-- Opening Marker --
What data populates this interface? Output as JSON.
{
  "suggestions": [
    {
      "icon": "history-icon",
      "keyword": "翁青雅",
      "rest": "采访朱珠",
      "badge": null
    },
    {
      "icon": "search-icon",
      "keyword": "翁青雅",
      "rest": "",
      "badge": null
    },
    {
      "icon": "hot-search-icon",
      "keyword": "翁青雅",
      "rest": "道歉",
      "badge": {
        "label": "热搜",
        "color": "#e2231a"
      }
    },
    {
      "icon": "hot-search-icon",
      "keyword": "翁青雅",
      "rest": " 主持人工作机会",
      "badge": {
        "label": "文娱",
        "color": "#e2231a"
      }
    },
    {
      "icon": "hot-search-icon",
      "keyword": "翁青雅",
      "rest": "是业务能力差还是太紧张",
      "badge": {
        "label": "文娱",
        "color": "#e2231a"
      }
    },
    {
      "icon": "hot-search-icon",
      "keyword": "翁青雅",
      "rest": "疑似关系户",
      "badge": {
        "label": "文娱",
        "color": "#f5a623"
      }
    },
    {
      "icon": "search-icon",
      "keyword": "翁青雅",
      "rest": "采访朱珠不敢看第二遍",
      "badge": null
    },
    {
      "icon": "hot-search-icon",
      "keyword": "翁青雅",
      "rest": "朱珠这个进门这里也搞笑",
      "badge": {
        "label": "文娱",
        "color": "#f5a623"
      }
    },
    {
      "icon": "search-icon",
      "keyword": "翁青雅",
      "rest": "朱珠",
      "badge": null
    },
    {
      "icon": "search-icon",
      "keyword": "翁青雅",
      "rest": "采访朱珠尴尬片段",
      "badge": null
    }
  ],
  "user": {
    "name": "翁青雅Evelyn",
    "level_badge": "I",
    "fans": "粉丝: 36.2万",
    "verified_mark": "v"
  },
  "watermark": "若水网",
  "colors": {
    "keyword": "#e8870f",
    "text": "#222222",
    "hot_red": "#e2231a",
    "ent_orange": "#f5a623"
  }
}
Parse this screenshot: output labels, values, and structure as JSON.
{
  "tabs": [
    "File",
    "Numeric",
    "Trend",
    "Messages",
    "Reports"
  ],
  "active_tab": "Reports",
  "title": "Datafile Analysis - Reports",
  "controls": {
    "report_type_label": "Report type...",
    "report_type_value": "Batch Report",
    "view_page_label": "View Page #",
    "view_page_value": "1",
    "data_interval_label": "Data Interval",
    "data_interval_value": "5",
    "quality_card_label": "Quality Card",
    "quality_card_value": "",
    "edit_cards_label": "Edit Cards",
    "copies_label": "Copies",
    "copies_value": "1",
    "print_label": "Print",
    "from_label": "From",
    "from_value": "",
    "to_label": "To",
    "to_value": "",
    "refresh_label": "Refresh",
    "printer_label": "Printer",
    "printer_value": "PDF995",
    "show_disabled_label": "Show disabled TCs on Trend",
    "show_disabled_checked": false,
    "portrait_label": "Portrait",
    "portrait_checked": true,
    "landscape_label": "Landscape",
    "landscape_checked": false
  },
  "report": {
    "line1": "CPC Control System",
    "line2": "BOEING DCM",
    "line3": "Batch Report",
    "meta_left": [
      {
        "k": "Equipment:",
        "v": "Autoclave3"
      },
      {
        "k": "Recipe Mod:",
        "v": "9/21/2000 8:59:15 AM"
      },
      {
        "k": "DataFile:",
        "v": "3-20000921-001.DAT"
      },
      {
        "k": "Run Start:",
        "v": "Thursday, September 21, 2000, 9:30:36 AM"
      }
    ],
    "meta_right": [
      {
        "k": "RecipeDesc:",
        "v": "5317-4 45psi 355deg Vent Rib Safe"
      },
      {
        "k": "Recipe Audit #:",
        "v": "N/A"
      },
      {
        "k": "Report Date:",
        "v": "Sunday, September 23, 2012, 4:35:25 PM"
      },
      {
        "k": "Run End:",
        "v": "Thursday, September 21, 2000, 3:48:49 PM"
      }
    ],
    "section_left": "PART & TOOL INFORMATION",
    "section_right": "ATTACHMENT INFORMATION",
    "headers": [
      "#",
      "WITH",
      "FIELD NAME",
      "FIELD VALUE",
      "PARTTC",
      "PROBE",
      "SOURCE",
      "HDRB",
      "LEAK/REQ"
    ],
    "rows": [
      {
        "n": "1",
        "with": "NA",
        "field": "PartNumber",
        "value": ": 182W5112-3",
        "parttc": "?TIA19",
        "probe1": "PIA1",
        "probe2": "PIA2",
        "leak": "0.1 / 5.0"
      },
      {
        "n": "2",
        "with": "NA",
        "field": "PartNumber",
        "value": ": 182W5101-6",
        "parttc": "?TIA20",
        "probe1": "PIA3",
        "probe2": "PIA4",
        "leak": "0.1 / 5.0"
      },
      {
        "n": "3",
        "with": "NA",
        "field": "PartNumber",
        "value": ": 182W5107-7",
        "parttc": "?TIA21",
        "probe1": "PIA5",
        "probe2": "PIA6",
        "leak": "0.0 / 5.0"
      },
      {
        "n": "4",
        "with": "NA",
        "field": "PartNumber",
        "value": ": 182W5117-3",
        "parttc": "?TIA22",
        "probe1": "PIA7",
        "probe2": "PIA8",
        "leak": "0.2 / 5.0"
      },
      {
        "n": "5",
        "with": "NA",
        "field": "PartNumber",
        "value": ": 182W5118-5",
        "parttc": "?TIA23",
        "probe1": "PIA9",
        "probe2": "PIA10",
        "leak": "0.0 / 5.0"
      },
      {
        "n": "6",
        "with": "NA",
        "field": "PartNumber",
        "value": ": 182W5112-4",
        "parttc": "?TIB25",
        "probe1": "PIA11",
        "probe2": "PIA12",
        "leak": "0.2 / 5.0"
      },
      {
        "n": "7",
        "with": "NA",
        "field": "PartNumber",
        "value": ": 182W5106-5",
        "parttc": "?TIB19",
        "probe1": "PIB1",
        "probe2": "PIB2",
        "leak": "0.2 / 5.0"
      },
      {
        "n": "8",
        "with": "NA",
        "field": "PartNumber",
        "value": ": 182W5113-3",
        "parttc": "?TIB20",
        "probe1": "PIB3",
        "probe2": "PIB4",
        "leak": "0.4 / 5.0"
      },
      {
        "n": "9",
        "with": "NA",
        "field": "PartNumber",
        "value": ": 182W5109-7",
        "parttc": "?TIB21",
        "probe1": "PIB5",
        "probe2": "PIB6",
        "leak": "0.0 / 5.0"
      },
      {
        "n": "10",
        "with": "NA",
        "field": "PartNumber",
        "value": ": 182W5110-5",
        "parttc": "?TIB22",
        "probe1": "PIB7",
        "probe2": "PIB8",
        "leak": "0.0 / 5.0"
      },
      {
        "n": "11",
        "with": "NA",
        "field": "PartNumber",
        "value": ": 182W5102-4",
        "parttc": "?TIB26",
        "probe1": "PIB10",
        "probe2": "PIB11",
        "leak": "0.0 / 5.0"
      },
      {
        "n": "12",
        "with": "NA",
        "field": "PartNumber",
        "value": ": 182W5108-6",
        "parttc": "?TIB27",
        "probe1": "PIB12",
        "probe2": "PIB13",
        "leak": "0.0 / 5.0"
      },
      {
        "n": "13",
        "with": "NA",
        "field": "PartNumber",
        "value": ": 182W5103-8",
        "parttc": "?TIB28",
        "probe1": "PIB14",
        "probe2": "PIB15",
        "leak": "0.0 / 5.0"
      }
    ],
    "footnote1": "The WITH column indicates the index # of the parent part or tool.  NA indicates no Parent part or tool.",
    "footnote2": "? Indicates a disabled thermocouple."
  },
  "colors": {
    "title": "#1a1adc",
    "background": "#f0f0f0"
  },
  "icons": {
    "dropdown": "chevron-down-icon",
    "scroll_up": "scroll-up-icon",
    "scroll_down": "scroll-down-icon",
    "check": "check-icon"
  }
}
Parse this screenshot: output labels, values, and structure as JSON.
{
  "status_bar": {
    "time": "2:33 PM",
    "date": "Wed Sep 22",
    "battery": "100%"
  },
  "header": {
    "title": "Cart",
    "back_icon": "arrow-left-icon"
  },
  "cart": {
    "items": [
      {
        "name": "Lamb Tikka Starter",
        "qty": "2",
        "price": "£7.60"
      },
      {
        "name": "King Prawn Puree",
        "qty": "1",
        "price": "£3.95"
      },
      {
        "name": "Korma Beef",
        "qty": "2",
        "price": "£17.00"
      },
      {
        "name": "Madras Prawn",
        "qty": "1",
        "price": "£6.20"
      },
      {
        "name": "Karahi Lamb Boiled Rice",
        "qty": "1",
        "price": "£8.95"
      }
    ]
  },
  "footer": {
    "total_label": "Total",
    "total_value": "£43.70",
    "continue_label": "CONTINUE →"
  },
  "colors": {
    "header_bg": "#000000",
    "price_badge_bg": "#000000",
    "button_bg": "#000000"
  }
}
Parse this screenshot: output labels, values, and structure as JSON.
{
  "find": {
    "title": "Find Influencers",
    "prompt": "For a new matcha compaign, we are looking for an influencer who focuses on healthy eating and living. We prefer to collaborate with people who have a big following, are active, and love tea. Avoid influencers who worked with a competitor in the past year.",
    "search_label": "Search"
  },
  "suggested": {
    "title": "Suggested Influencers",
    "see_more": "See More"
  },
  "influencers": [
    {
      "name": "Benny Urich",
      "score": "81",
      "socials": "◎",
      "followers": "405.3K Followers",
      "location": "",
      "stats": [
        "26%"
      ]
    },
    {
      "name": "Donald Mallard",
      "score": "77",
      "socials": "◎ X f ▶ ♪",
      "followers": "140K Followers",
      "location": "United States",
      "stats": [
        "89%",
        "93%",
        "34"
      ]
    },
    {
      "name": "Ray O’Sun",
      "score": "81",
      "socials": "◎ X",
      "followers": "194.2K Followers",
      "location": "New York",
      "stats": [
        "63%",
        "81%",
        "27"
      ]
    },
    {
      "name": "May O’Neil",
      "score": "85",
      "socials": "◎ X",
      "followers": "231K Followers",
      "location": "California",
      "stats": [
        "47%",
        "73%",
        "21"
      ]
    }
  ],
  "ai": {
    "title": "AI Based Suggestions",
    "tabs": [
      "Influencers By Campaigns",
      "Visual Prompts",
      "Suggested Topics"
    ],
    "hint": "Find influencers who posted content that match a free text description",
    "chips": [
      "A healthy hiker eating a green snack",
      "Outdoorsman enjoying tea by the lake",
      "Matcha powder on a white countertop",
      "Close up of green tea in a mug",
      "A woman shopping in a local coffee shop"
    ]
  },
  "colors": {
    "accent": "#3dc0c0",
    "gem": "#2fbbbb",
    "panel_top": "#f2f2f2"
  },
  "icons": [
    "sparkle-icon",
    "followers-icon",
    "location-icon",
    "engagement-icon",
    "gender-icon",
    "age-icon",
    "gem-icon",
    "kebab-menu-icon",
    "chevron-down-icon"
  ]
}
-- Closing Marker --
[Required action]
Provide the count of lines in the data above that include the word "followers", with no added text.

[Exercise result]
5